- _Stored entries_
────────────────

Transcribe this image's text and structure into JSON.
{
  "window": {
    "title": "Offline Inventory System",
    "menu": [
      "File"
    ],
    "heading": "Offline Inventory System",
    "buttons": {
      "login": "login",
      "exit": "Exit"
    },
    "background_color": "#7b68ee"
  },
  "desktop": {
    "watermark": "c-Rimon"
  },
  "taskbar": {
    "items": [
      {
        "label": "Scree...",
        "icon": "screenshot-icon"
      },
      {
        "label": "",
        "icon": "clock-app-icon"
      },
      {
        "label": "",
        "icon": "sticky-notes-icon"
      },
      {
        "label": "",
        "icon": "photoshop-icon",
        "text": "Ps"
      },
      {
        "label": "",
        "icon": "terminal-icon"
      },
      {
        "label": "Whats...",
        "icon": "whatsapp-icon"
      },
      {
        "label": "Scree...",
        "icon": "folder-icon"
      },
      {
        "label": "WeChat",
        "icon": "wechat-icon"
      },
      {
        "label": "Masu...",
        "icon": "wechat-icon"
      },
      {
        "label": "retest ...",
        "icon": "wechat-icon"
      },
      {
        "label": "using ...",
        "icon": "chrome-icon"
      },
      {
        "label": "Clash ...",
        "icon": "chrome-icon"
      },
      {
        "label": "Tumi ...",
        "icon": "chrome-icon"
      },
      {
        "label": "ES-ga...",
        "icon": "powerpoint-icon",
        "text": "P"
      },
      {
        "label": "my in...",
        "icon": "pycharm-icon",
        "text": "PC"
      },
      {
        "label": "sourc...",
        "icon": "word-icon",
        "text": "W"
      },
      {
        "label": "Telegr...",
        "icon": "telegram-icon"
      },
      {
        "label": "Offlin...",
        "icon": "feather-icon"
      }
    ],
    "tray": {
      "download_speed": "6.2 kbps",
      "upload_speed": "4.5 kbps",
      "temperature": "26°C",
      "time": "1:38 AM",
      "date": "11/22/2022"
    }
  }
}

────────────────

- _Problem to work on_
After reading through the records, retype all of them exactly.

- _Output for this task_
Transcribe this image's text and structure into JSON.
{
  "window": {
    "title": "Offline Inventory System",
    "menu": [
      "File"
    ],
    "heading": "Offline Inventory System",
    "buttons": {
      "login": "login",
      "exit": "Exit"
    },
    "background_color": "#7b68ee"
  },
  "desktop": {
    "watermark": "c-Rimon"
  },
  "taskbar": {
    "items": [
      {
        "label": "Scree...",
        "icon": "screenshot-icon"
      },
      {
        "label": "",
        "icon": "clock-app-icon"
      },
      {
        "label": "",
        "icon": "sticky-notes-icon"
      },
      {
        "label": "",
        "icon": "photoshop-icon",
        "text": "Ps"
      },
      {
        "label": "",
        "icon": "terminal-icon"
      },
      {
        "label": "Whats...",
        "icon": "whatsapp-icon"
      },
      {
        "label": "Scree...",
        "icon": "folder-icon"
      },
      {
        "label": "WeChat",
        "icon": "wechat-icon"
      },
      {
        "label": "Masu...",
        "icon": "wechat-icon"
      },
      {
        "label": "retest ...",
        "icon": "wechat-icon"
      },
      {
        "label": "using ...",
        "icon": "chrome-icon"
      },
      {
        "label": "Clash ...",
        "icon": "chrome-icon"
      },
      {
        "label": "Tumi ...",
        "icon": "chrome-icon"
      },
      {
        "label": "ES-ga...",
        "icon": "powerpoint-icon",
        "text": "P"
      },
      {
        "label": "my in...",
        "icon": "pycharm-icon",
        "text": "PC"
      },
      {
        "label": "sourc...",
        "icon": "word-icon",
        "text": "W"
      },
      {
        "label": "Telegr...",
        "icon": "telegram-icon"
      },
      {
        "label": "Offlin...",
        "icon": "feather-icon"
      }
    ],
    "tray": {
      "download_speed": "6.2 kbps",
      "upload_speed": "4.5 kbps",
      "temperature": "26°C",
      "time": "1:38 AM",
      "date": "11/22/2022"
    }
  }
}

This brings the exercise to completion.